WHAT YOU CAN DO AT HOME

There are many things you can do at home to relieve neurosis. Anything that you would do to relax when you are stressed would help with neurosis because that is basically what it boils down to. Some of these can help with psychosis as well. Try some of these relaxing ideas:

  • Exercise: Even 15 to 30 minutes of physical activity can increase the brain's chemicals that make you feel good.
  • Take a bath: Relax in a hot bath with some calming music or a good book.
  • Eat right: Certain foods can help you relax, like dark chocolate, yogurt, salmon, nuts, eggs, and green tea.
  • Essential oils: Some of the best oils for anxiety include patchouli, sage, chamomile, basil, jasmine, lavender, and frankincense.
  • Take a nap: Making sure you get enough sleep can decrease anxiety and neuroses as well as some forms of psychosis.
  • Group therapy: Often, it helps to talk to others who are going through the same or similar issues.

Talk to A Professional

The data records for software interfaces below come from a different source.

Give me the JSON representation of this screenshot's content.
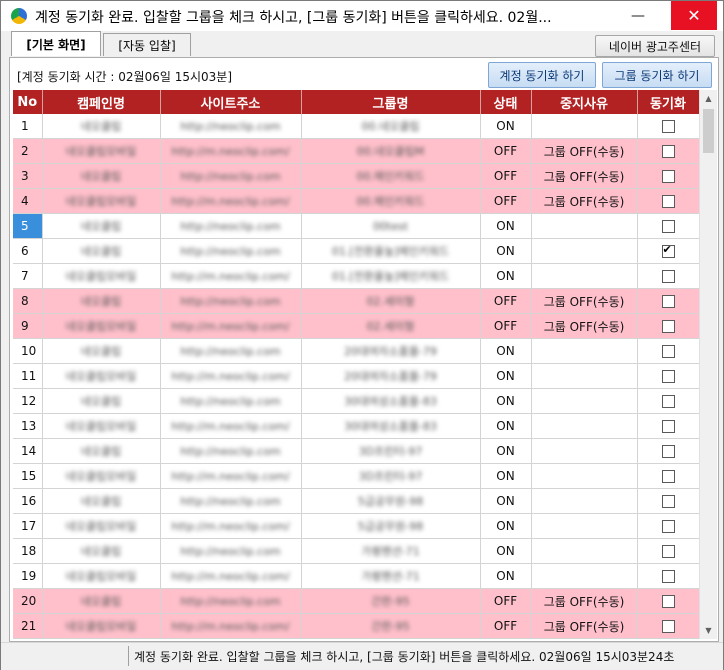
{
  "window": {
    "title": "계정 동기화 완료. 입찰할 그룹을 체크 하시고, [그룹 동기화] 버튼을 클릭하세요. 02월...",
    "minimize_glyph": "—",
    "close_glyph": "✕"
  },
  "tabs": [
    {
      "label": "[기본 화면]",
      "active": true
    },
    {
      "label": "[자동 입찰]",
      "active": false
    }
  ],
  "toolbar": {
    "naver_ad_center": "네이버 광고주센터",
    "sync_time": "[계정 동기화 시간 : 02월06일 15시03분]",
    "sync_account": "계정 동기화 하기",
    "sync_group": "그룹 동기화 하기"
  },
  "table": {
    "columns": [
      "No",
      "캠페인명",
      "사이트주소",
      "그룹명",
      "상태",
      "중지사유",
      "동기화"
    ],
    "rows": [
      {
        "no": "1",
        "campaign": "네오클립",
        "site": "http://neoclip.com",
        "group": "00.네오클립",
        "status": "ON",
        "reason": "",
        "checked": false,
        "pink": false
      },
      {
        "no": "2",
        "campaign": "네오클립모바일",
        "site": "http://m.neoclip.com/",
        "group": "00.네오클립M",
        "status": "OFF",
        "reason": "그룹 OFF(수동)",
        "checked": false,
        "pink": true
      },
      {
        "no": "3",
        "campaign": "네오클립",
        "site": "http://neoclip.com",
        "group": "00.메인키워드",
        "status": "OFF",
        "reason": "그룹 OFF(수동)",
        "checked": false,
        "pink": true
      },
      {
        "no": "4",
        "campaign": "네오클립모바일",
        "site": "http://m.neoclip.com/",
        "group": "00.메인키워드",
        "status": "OFF",
        "reason": "그룹 OFF(수동)",
        "checked": false,
        "pink": true
      },
      {
        "no": "5",
        "campaign": "네오클립",
        "site": "http://neoclip.com",
        "group": "00test",
        "status": "ON",
        "reason": "",
        "checked": false,
        "pink": false,
        "selected": true
      },
      {
        "no": "6",
        "campaign": "네오클립",
        "site": "http://neoclip.com",
        "group": "01.[전환율높]메인키워드",
        "status": "ON",
        "reason": "",
        "checked": true,
        "pink": false
      },
      {
        "no": "7",
        "campaign": "네오클립모바일",
        "site": "http://m.neoclip.com/",
        "group": "01.[전환율높]메인키워드",
        "status": "ON",
        "reason": "",
        "checked": false,
        "pink": false
      },
      {
        "no": "8",
        "campaign": "네오클립",
        "site": "http://neoclip.com",
        "group": "02.세미형",
        "status": "OFF",
        "reason": "그룹 OFF(수동)",
        "checked": false,
        "pink": true
      },
      {
        "no": "9",
        "campaign": "네오클립모바일",
        "site": "http://m.neoclip.com/",
        "group": "02.세미형",
        "status": "OFF",
        "reason": "그룹 OFF(수동)",
        "checked": false,
        "pink": true
      },
      {
        "no": "10",
        "campaign": "네오클립",
        "site": "http://neoclip.com",
        "group": "20대여자소품몰-79",
        "status": "ON",
        "reason": "",
        "checked": false,
        "pink": false
      },
      {
        "no": "11",
        "campaign": "네오클립모바일",
        "site": "http://m.neoclip.com/",
        "group": "20대여자소품몰-79",
        "status": "ON",
        "reason": "",
        "checked": false,
        "pink": false
      },
      {
        "no": "12",
        "campaign": "네오클립",
        "site": "http://neoclip.com",
        "group": "30대여성소품몰-83",
        "status": "ON",
        "reason": "",
        "checked": false,
        "pink": false
      },
      {
        "no": "13",
        "campaign": "네오클립모바일",
        "site": "http://m.neoclip.com/",
        "group": "30대여성소품몰-83",
        "status": "ON",
        "reason": "",
        "checked": false,
        "pink": false
      },
      {
        "no": "14",
        "campaign": "네오클립",
        "site": "http://neoclip.com",
        "group": "3D프린터-97",
        "status": "ON",
        "reason": "",
        "checked": false,
        "pink": false
      },
      {
        "no": "15",
        "campaign": "네오클립모바일",
        "site": "http://m.neoclip.com/",
        "group": "3D프린터-97",
        "status": "ON",
        "reason": "",
        "checked": false,
        "pink": false
      },
      {
        "no": "16",
        "campaign": "네오클립",
        "site": "http://neoclip.com",
        "group": "5급공무원-98",
        "status": "ON",
        "reason": "",
        "checked": false,
        "pink": false
      },
      {
        "no": "17",
        "campaign": "네오클립모바일",
        "site": "http://m.neoclip.com/",
        "group": "5급공무원-98",
        "status": "ON",
        "reason": "",
        "checked": false,
        "pink": false
      },
      {
        "no": "18",
        "campaign": "네오클립",
        "site": "http://neoclip.com",
        "group": "가평펜션-71",
        "status": "ON",
        "reason": "",
        "checked": false,
        "pink": false
      },
      {
        "no": "19",
        "campaign": "네오클립모바일",
        "site": "http://m.neoclip.com/",
        "group": "가평펜션-71",
        "status": "ON",
        "reason": "",
        "checked": false,
        "pink": false
      },
      {
        "no": "20",
        "campaign": "네오클립",
        "site": "http://neoclip.com",
        "group": "간판-95",
        "status": "OFF",
        "reason": "그룹 OFF(수동)",
        "checked": false,
        "pink": true
      },
      {
        "no": "21",
        "campaign": "네오클립모바일",
        "site": "http://m.neoclip.com/",
        "group": "간판-95",
        "status": "OFF",
        "reason": "그룹 OFF(수동)",
        "checked": false,
        "pink": true
      }
    ]
  },
  "scrollbar": {
    "up": "▲",
    "down": "▼"
  },
  "statusbar": {
    "message": "계정 동기화 완료. 입찰할 그룹을 체크 하시고, [그룹 동기화] 버튼을 클릭하세요. 02월06일 15시03분24초"
  },
  "colors": {
    "header_bg": "#b22222",
    "pink_row": "#ffc0cb",
    "selected": "#3a8fdc"
  }
}
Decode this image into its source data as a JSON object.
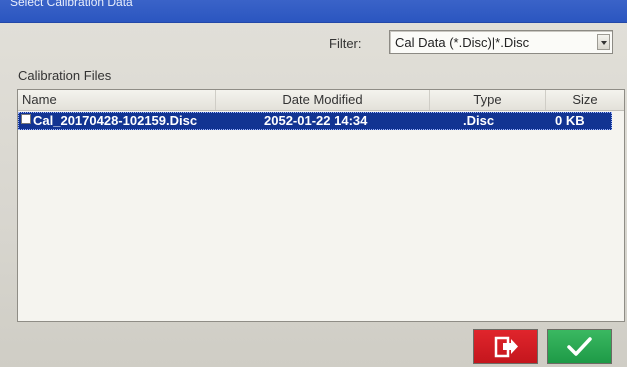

If you or someone you know has any signs or symptoms of neurosis or psychosis, it is important to talk to a professional. If you are not comfortable seeing anyone in person, thousands of therapists online are experienced in these issues—no need to leave your home or make an appointment either. Just use your phone or another electronic device.

For more information on whether or not you are experiencing symptoms of psychosis, take this online test.